Sri Lanka’s Northern and Eastern parties will join winners of Parliamentary Election in new government- Raghavan
ECONOMYNEXT – Sri Lanka’s Tamil politics will experience a sea change after Wednesday’s election, predicts the former governor of the Northern Province Suren Raghavan with parties in the North and East seeking alliances with major Southern parties.
Raghavan, an academic, was appointed Governor of the Northern Province by former President Maithripala Sirisena and is currently a National List candidate of the Sri Lanka Podujana Peramuna.
He says that during his tenure as governor the central government implemented a number of key projects in the Northern Jaffna Peninsula including the launch of a drinking water project, the upgrading of the Jaffna airport for international flights and work on fishery harbours.

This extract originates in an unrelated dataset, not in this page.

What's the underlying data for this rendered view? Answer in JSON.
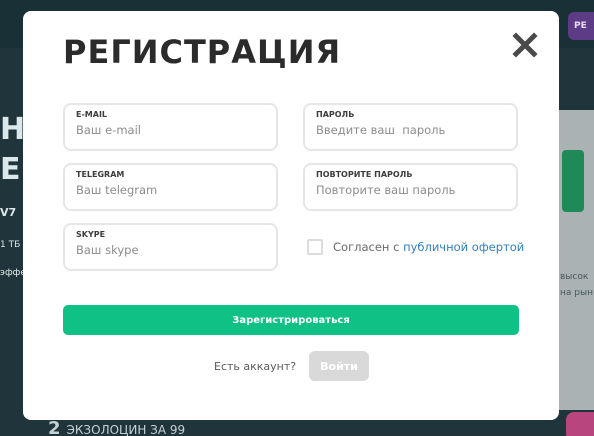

“This has prompted the Northern political parties to include development work in their manifestos,” Raghavan told EconomyNext.
The Tamil National Alliance, which is contesting seats in the North and East as the Ilankai Tamil Arasu Katchi (ITAK) does have developmental work included in their manifesto along with demands for international inquiries into alleged war crimes committed during the civil war.
Raghavan also claimed that after the elections politicians from the North are likely to “seek alliances with the governing party in the South and accept ministerial positions.”
M A Sumanthiran, a leading member of ITAK was quoted in the Virakesari Sunday newspaper last week as saying that the long-standing clause in the party’s constitution barring members from joining governments led by Southern parties “should be reviewed.”
Political sources told EconomyNext that there were “back-channel” talks between ITAK and Prime Minister Mahindra Rajapaksa for a post-election alliance.
Our repeated calls to Sumanthiran and other ITAK leaders over the past week have not been answered.
The major national parties have had representation in the North in the past and during the last government, Vijayakala Maheshwaran of the United National Party was a Deputy Minister and State Minister for Children’s Affairs. She was a two-term MP. Before that, her husband, T Maheshwaran, was also a Minister, until he was assassinated in 2008.
Being part of government is important for the benefits to come to the regions, says Prof T Jayasingham a former Vice-Chancellor of the Eastern University.
He told EconomyNext that in the East the Muslim community had benefited “because their community have had Cabinet Ministers in every government in the last 25 to 30 years. The Tamils used to have ministers but not anymore.”
Jayasingham says the people of the North and East “continue to feel that they should be allowed to manage their own affairs.”
He went on to say “when governments keep on making pro-Sinhala Buddhist statements, we in these regions feel isolated.”
ITAK which won 14 out of the 28 seats in the Northern and Eastern Provinces in 2015 is expected to dominate the polls once again. This position gave the prestigious Leader of the Opposition post in Parliament to its head Rajavirotham Sampanthan.
The Sri Lanka Muslim Congress is also expected to hold its own in the East.
There are also two ex-LTTE militant leaders in the fray this year. One is the former Chief Minister of the Eastern Provincial Council 45-year old Sivanesathurai Chandrakanthan better known by his nom de guerre “Pillayan” and the other is the controversial “Karuna Amman” Vinayagamurthi Muraleetharan. (Colombo, August 2, 2020)